Being born in London in 1809, the Rev’d William Wight had seen first hand the conditions its inhabitants had to live in. He viewed London as an example of what was happening in most of the big towns and cities in the country. He made a decision while working in a large parish in the north of the country that while these evils (drunkenness, criminality, lack of education) remained, it was impossible to change society. Therefore, he set out on a quest to find a place in the centre of the country where an experiment could be conducted to build a ‘model parish’.
In search of the ‘Model Parish’
From 1849-1852 he travelled the country looking for such a place, organising meetings, collecting money from people willing to finance the project, advertising wherever he went for support for his idea. Almost at the point of giving up, with funds getting low, he came upon Harbury. A large parish with a population of approximately 1,000, no school for the working classes, and upwards of 2,000 navvies at some times working on the railway cutting (never less than 300) they could be educated. It was a healthy village standing on some of the highest land in Warwickshire, with a good water supply, and no tithes or church rates.
He set out to build Model Cottages, properly ventilated and drained and with a little garden. Let at a moderate rental, no lodgers should be taken to interfere with the social structure of the family, and they were never to be converted into beer or tobacco shops. Evening classes would be held three evenings a week for females, three for males, to raise the intelligence of the people and prevent idleness.

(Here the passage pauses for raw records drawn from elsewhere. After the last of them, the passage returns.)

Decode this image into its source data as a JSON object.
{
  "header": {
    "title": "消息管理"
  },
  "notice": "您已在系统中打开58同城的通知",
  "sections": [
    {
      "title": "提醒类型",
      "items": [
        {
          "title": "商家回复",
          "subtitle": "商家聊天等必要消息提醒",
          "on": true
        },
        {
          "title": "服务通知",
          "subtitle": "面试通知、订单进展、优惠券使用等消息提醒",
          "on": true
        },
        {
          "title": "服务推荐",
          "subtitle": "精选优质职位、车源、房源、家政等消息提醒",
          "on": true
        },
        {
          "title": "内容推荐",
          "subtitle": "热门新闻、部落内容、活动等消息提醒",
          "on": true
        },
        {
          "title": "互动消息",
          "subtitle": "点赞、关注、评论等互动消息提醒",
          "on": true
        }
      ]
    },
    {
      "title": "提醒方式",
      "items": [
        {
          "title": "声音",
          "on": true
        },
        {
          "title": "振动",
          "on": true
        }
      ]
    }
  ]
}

We learn that ‘three hundred volumes have already been contributed to form a Model Library more will be gratefully received but no works of fiction or of a questionable character’.
Big Vicar is watching you…
A small staff of respectable inhabitants were to be formed to act as Moral Police to go with the Vicar between nine and twelve at night to visit places of resort, and to observe the state of the Parish. He also started a Penny savings bank so that the children and even the poorest people could save a small amount, a Sick Society and special classes for the railway men, three evenings in the week, for writing, reading and arithmetic, singing etc. and on Sunday a Bible Class.
A Model Printing and Binding Factory was also built providing work for many of the inhabitants. The Rev. Wight wrote many pamphlets and books that were printed there.
In 1856 he applied to the Bishop of Worcester to build a school, for the education of children and adults or children only of the labouring, manufacturing and poorer classes in the Parish of Harbury, and for no other purpose. This school was duly built; the National School or Wight School1.
The Rev. Wight left the village in 1865 and could be found living in a house called ‘The Arab’s Tent’ in Chislehurst between the years of 1878 and 1884, when he died. He left a Will stating that the surplus arising out of surplus rents of houses he owned in Chislehurst and Cheltenham should be accumulated until a sum of £10,000 was reached and this amount be invested in Government securities, eventually being used to build an institution called the ‘Wights College of Social and Domestic College for Young Ladies.’ Many rules were laid down as to the running of the college, and the testator then directed that with respect to his own body, a mausoleum should be built for its reception, and for such of the ladies that might die in college who desired that their bodies should rest there. An epitaph was carved on the entrance in memoriam to his noble Labrador dog ‘Friend’.
The Will was contested by the Heir at Law on the grounds of insanity. This was never proved but the Will was declared void under the Mortmain Acts.
The debate goes on; was he a philanthropist, a man before his time, or was he a bumbling eccentric? I think maybe the former. Whatever, he certainly left his mark on the village of Harbury.
This is an abridged and edited version of an article originally published in the Friends of the Warwickshire County Record Office Newsletter, February 1994, and is reproduced with their permission.